Month: March 2021

It was time to finally get new equipment.

We have been busy feeding and watering bales to get ready for garden planting, moving the piglets to fresh dirt, and generally keeping things from blowing away in the wind storms we’ve had. Hubby decided to take the lawn tractor downfield and haul some more t-posts down for paddock gates. He shut it down for a few minutes to unload and… the lawn tractor wouldn’t start. It just sat their and clicked. It’s not the battery. We tested it with a new one. I guess that leave the starter or a solenoid? Anyway, we NEED our lawn tractor and the old one was going on seven years of age.

We decided to upgrade our mower and we purchased a trailer to bring it home and do some other things I’ve really been needing a trailer for. (Like hauling home livestock panels and hay) We’ll tow the old mower out of the back field and decide whether to try and fix it or take it to a repair shop. Either way, it’ll be going up for sale and hopefully find a home with people who need one.


We had been pondering getting pigs for some time and I had been looking at heritage breeds. They don’t have issues with sunburn as their hair-coats have not been bred out of them. Tamworth pigs filtered to the top of my list due to their hardiness, good mothering skills, and highly-rated meat.

After some time perusing registries, farm pages, and Facebook pages, I reached out to a farm about an hour from me. They had a sow that had recently had piglets and I asked if they had any that were still available to be reserved. Yes, they still had two gilts. Wonderful! How long until they were weaned?… Ready to go and these were the last two…

Well, a little serendipity, a little Fear Of Missing Out, and a lot of crazy-farm-lady later and the decision was made. We are getting two pigs. Tomorrow.
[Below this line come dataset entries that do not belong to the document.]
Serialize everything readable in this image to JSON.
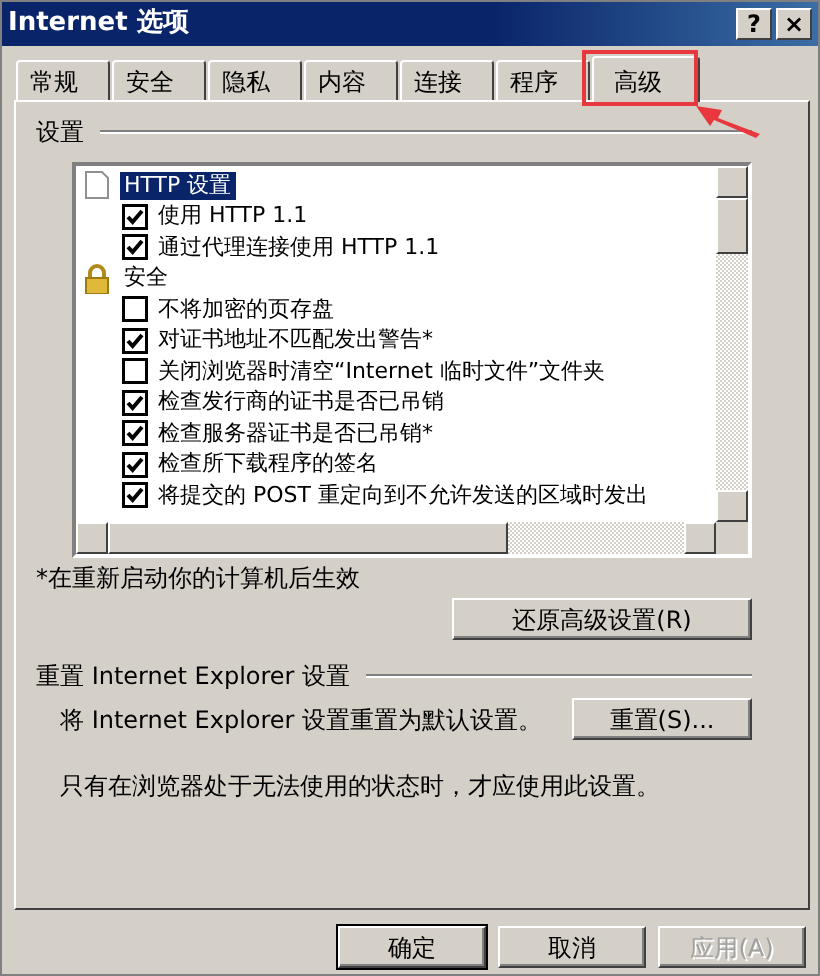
{
  "window": {
    "title": "Internet 选项",
    "buttons": [
      "?",
      "×"
    ]
  },
  "tabs": [
    {
      "label": "常规",
      "selected": false,
      "highlighted": false
    },
    {
      "label": "安全",
      "selected": false,
      "highlighted": false
    },
    {
      "label": "隐私",
      "selected": false,
      "highlighted": false
    },
    {
      "label": "内容",
      "selected": false,
      "highlighted": false
    },
    {
      "label": "连接",
      "selected": false,
      "highlighted": false
    },
    {
      "label": "程序",
      "selected": false,
      "highlighted": false
    },
    {
      "label": "高级",
      "selected": true,
      "highlighted": true
    }
  ],
  "settings": {
    "title": "设置",
    "categories": [
      {
        "label": "HTTP 设置",
        "kind": "document",
        "selected": true,
        "children": [
          {
            "label": "使用 HTTP 1.1",
            "checked": true
          },
          {
            "label": "通过代理连接使用 HTTP 1.1",
            "checked": true
          }
        ]
      },
      {
        "label": "安全",
        "kind": "lock",
        "selected": false,
        "children": [
          {
            "label": "不将加密的页存盘",
            "checked": false
          },
          {
            "label": "对证书地址不匹配发出警告*",
            "checked": true
          },
          {
            "label": "关闭浏览器时清空“Internet 临时文件”文件夹",
            "checked": false
          },
          {
            "label": "检查发行商的证书是否已吊销",
            "checked": true
          },
          {
            "label": "检查服务器证书是否已吊销*",
            "checked": true
          },
          {
            "label": "检查所下载程序的签名",
            "checked": true
          },
          {
            "label": "将提交的 POST 重定向到不允许发送的区域时发出",
            "checked": true
          }
        ]
      }
    ],
    "note": "*在重新启动你的计算机后生效",
    "restore_button": "还原高级设置(R)"
  },
  "reset": {
    "title": "重置 Internet Explorer 设置",
    "description": "将 Internet Explorer 设置重置为默认设置。",
    "button": "重置(S)...",
    "note": "只有在浏览器处于无法使用的状态时，才应使用此设置。"
  },
  "buttons": [
    {
      "label": "确定",
      "disabled": false,
      "default": true
    },
    {
      "label": "取消",
      "disabled": false,
      "default": false
    },
    {
      "label": "应用(A)",
      "disabled": true,
      "default": false
    }
  ]
}
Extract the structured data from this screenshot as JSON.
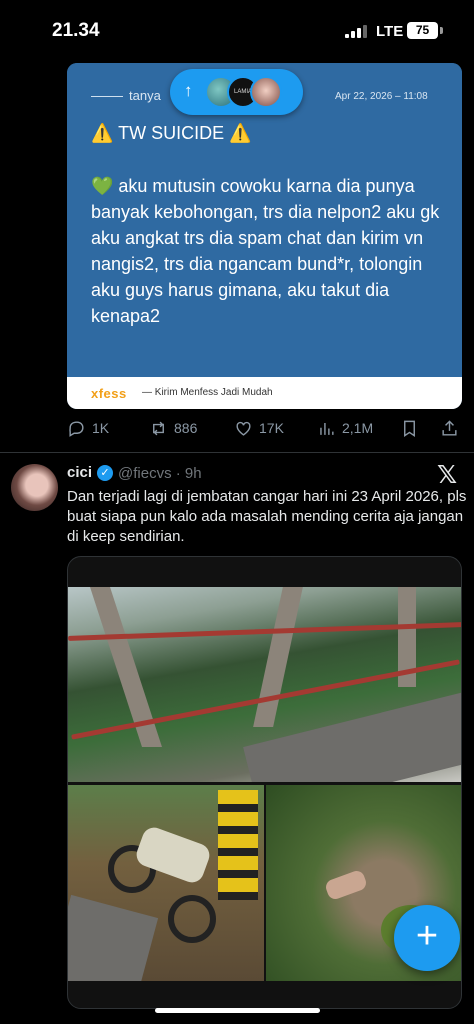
{
  "status_bar": {
    "time": "21.34",
    "network": "LTE",
    "battery": "75"
  },
  "quoted_card": {
    "handle": "tanya",
    "date": "Apr 22, 2026 – 11:08",
    "warning": "⚠️ TW SUICIDE ⚠️",
    "message": "💚 aku mutusin cowoku karna dia punya banyak kebohongan, trs dia nelpon2 aku gk aku angkat trs dia spam chat dan kirim vn nangis2, trs dia ngancam bund*r, tolongin aku guys harus gimana, aku takut dia kenapa2",
    "brand": "xfess",
    "tagline": "Kirim Menfess Jadi Mudah"
  },
  "new_posts_pill": {
    "arrow": "↑",
    "avatar2_text": "LAMIA"
  },
  "tweet1_actions": {
    "replies": "1K",
    "reposts": "886",
    "likes": "17K",
    "views": "2,1M"
  },
  "tweet2": {
    "name": "cici",
    "handle": "@fiecvs · 9h",
    "text": "Dan terjadi lagi di jembatan cangar hari ini 23 April 2026, pls buat siapa pun kalo ada masalah mending cerita aja jangan di keep sendirian.",
    "x_logo": "𝕏"
  },
  "fab": {
    "label": "+"
  },
  "colors": {
    "accent": "#1d9bf0",
    "card_bg": "#2f6aa2",
    "background": "#000000"
  }
}
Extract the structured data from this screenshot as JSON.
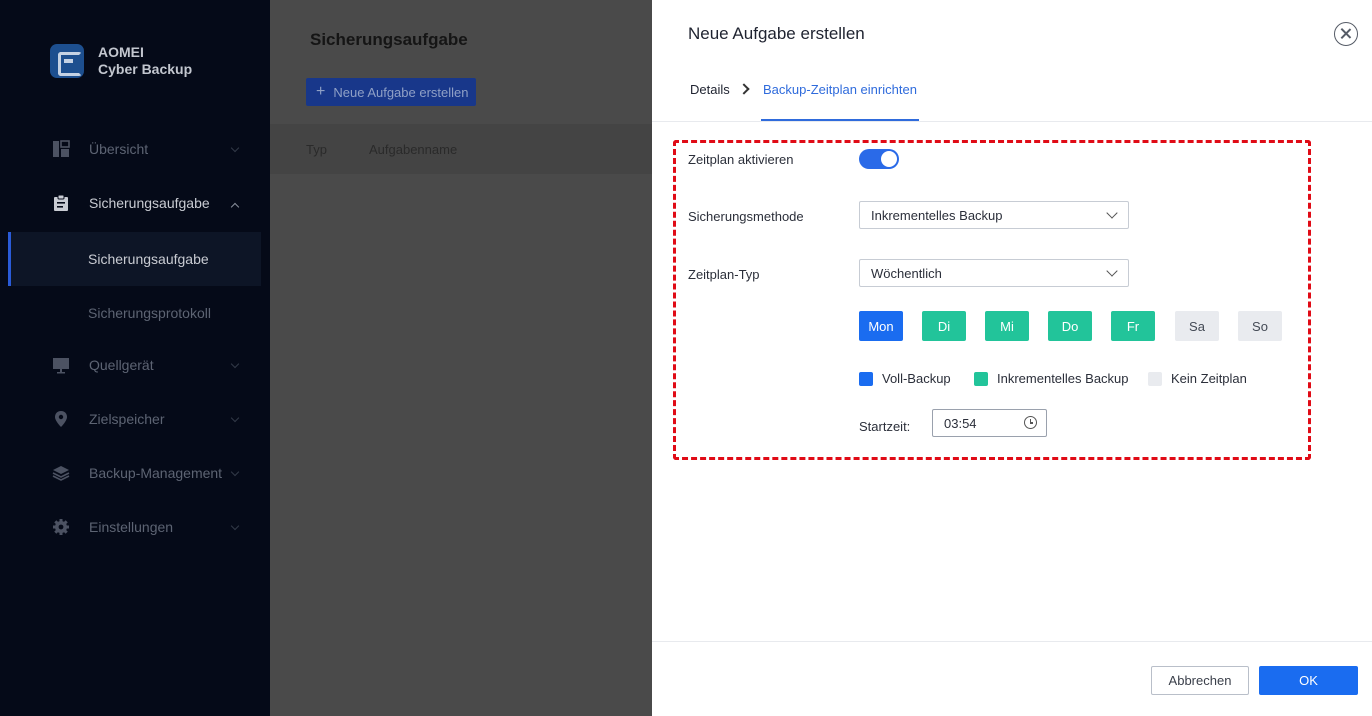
{
  "brand": {
    "line1": "AOMEI",
    "line2": "Cyber Backup"
  },
  "sidebar": {
    "items": [
      {
        "label": "Übersicht",
        "icon": "dashboard-icon"
      },
      {
        "label": "Sicherungsaufgabe",
        "icon": "clipboard-icon",
        "expanded": true
      },
      {
        "label": "Quellgerät",
        "icon": "monitor-icon"
      },
      {
        "label": "Zielspeicher",
        "icon": "location-pin-icon"
      },
      {
        "label": "Backup-Management",
        "icon": "layers-icon"
      },
      {
        "label": "Einstellungen",
        "icon": "gear-icon"
      }
    ],
    "sub_items": [
      {
        "label": "Sicherungsaufgabe",
        "selected": true
      },
      {
        "label": "Sicherungsprotokoll",
        "selected": false
      }
    ]
  },
  "main": {
    "title": "Sicherungsaufgabe",
    "new_task_button": "Neue Aufgabe erstellen",
    "columns": [
      "Typ",
      "Aufgabenname"
    ]
  },
  "dialog": {
    "title": "Neue Aufgabe erstellen",
    "steps": [
      "Details",
      "Backup-Zeitplan einrichten"
    ],
    "active_step": 1,
    "schedule_enable_label": "Zeitplan aktivieren",
    "schedule_enabled": true,
    "method_label": "Sicherungsmethode",
    "method_value": "Inkrementelles Backup",
    "type_label": "Zeitplan-Typ",
    "type_value": "Wöchentlich",
    "days": [
      {
        "label": "Mon",
        "mode": "full"
      },
      {
        "label": "Di",
        "mode": "incremental"
      },
      {
        "label": "Mi",
        "mode": "incremental"
      },
      {
        "label": "Do",
        "mode": "incremental"
      },
      {
        "label": "Fr",
        "mode": "incremental"
      },
      {
        "label": "Sa",
        "mode": "none"
      },
      {
        "label": "So",
        "mode": "none"
      }
    ],
    "legend": [
      {
        "label": "Voll-Backup",
        "color": "#1a6cf0"
      },
      {
        "label": "Inkrementelles Backup",
        "color": "#22c49a"
      },
      {
        "label": "Kein Zeitplan",
        "color": "#e9ebef"
      }
    ],
    "start_label": "Startzeit:",
    "start_time": "03:54",
    "cancel_label": "Abbrechen",
    "ok_label": "OK"
  },
  "colors": {
    "accent": "#1a6cf0",
    "incremental": "#22c49a",
    "highlight": "#e00b16"
  }
}
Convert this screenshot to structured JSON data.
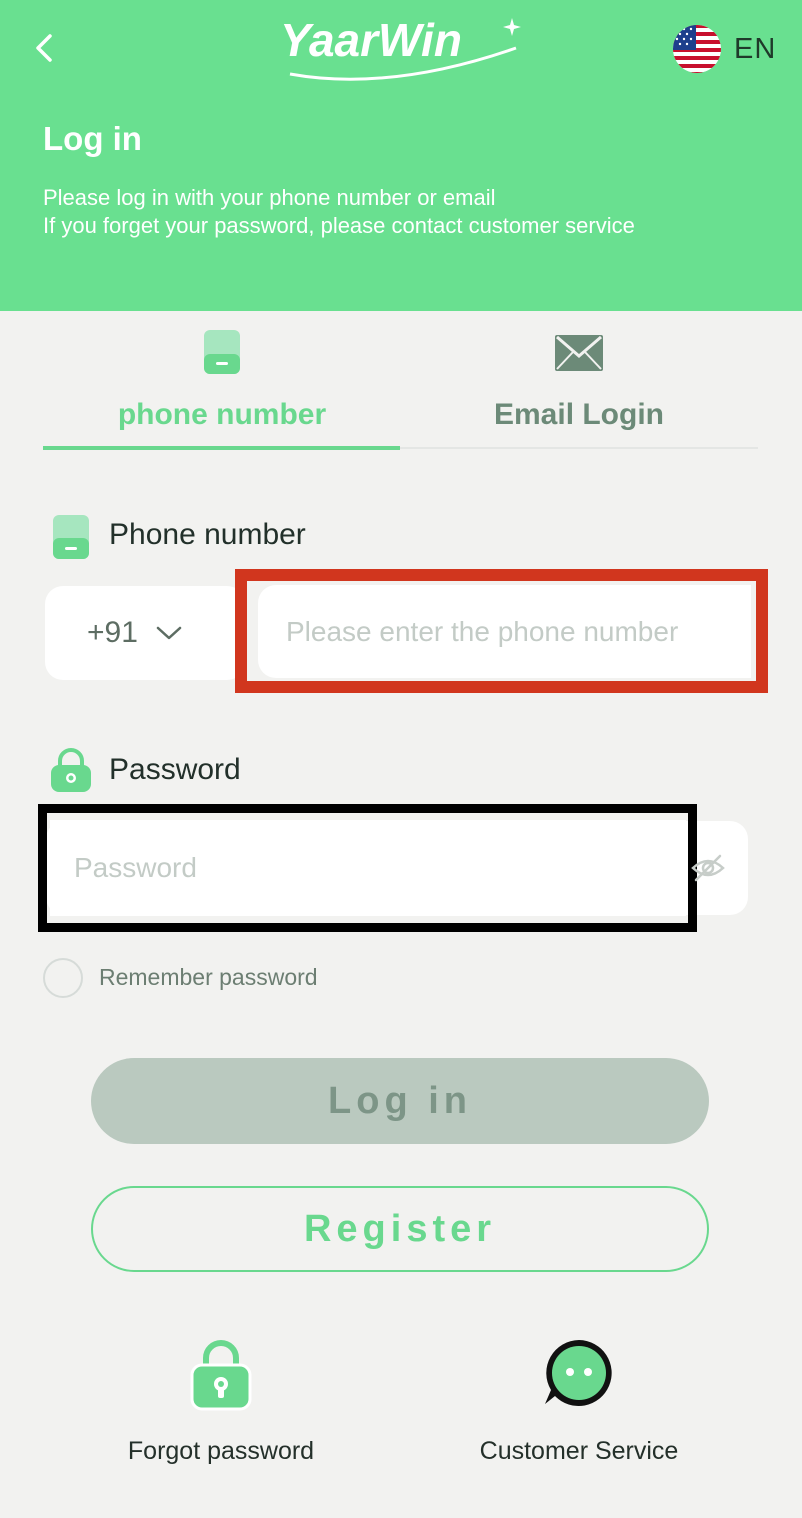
{
  "header": {
    "logo_text": "YaarWin",
    "language": "EN",
    "title": "Log in",
    "subtitle_lines": [
      "Please log in with your phone number or email",
      "If you forget your password, please contact customer service"
    ]
  },
  "tabs": [
    {
      "label": "phone number",
      "icon": "phone-icon",
      "active": true
    },
    {
      "label": "Email Login",
      "icon": "mail-icon",
      "active": false
    }
  ],
  "phone_field": {
    "label": "Phone number",
    "country_code": "+91",
    "value": "",
    "placeholder": "Please enter the phone number"
  },
  "password_field": {
    "label": "Password",
    "value": "",
    "placeholder": "Password"
  },
  "remember": {
    "label": "Remember password",
    "checked": false
  },
  "buttons": {
    "login": "Log in",
    "register": "Register"
  },
  "bottom": {
    "forgot": "Forgot password",
    "service": "Customer Service"
  },
  "colors": {
    "header_bg": "#69e090",
    "accent": "#69d88e",
    "page_bg": "#f2f2f0",
    "login_disabled": "#bac9bf",
    "highlight_red": "#d1361e",
    "highlight_black": "#000000"
  }
}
I made an early trip to Tractor Supply and bought some hog panels, some quick links, a dog crate, an extra hog pan (we have other extra containers), a bag of t-post clips, some tarps, and a bag of feed. I’ll order some minerals, hit up the feed mill and get a couple mixes done for the pigs and the sheep this week. I’m also gonna pick up some wood pallets (skids) and build the pigs a little house I can roll along with their pen.

Crazy? Yes. Scary? A little. Excited? Definitely!

Wish us luck!

Credit Wikipedia Photo

Little Plucky Hens

Buff Orpingtons and Silver-laced Wyandottes

Chickens were our first foray into farm animals. They are funny little creatures; our breeds are inquisitive, gentle, and they have sweet dispositions. Perhaps we raised more chickens than we need but the work they do is invaluable. They have reduced the amount of ticks, grasshoppers, and other insects on the property all while feeding themselves extra protein. Their eggs have fed our family and sometimes we are at a loss to find another recipe to cook to use all the eggs. This spring, they helped us knock down all the old straw bales and spread them out as mulch for the walkways.

I can’t say enough about our humble little chickens and our little homestead would be much poorer without them.

The never-ending vegetable

Squash curing in the sun

We harvested a little over 7 dozen Waltham Butternut squash last fall. We processed a bunch and froze them. They filled about half of our chest freezer. The rest, we kept in a box in a corner of the kitchen.

Squash leftover in March

We have 2 dozen squash left over as of today, all still in good condition. Not to mention the squash waiting in the freezer. We lost a few to rot… maybe five? Not bad for 3 squash plants in straw bales.

Special Delivery!

The whole family of five pitched in and helped load and unload 70 bales of straw and place them into the backyard for our new garden. I’m so proud of our awesome kids and thankful for their cheerful attitudes while we labored.

Spring Fever!

Spring planning begins in January for me. I’ve been mapping out what we want to grow, how we want to lay out the garden this year, planning the irrigation lines, ordering seeds, and enjoying a tiny experiment of a single onion in a kratky hydroponics jar (it’s getting tall!) In February, we started 3 kratky jars of sweet potatoes for slips, strawberry seeds, cabbage, and peppers.

March is now here and spring fever has arrived with it. I’ve begun knocking down the old straw bales from the garden to make way for the new bales. We learned a lot from last year and we’re changing up the layout to make watering and access easier. We’re also expanding the garden by almost double the square footage we did last year.

I just sourced the straw bales I need and I’ll be getting them Saturday. I’ll start conditioning them on St. Patrick’s Day and they’ll be ready for my peas and beets to be planted by the 27th. It’s all coming together!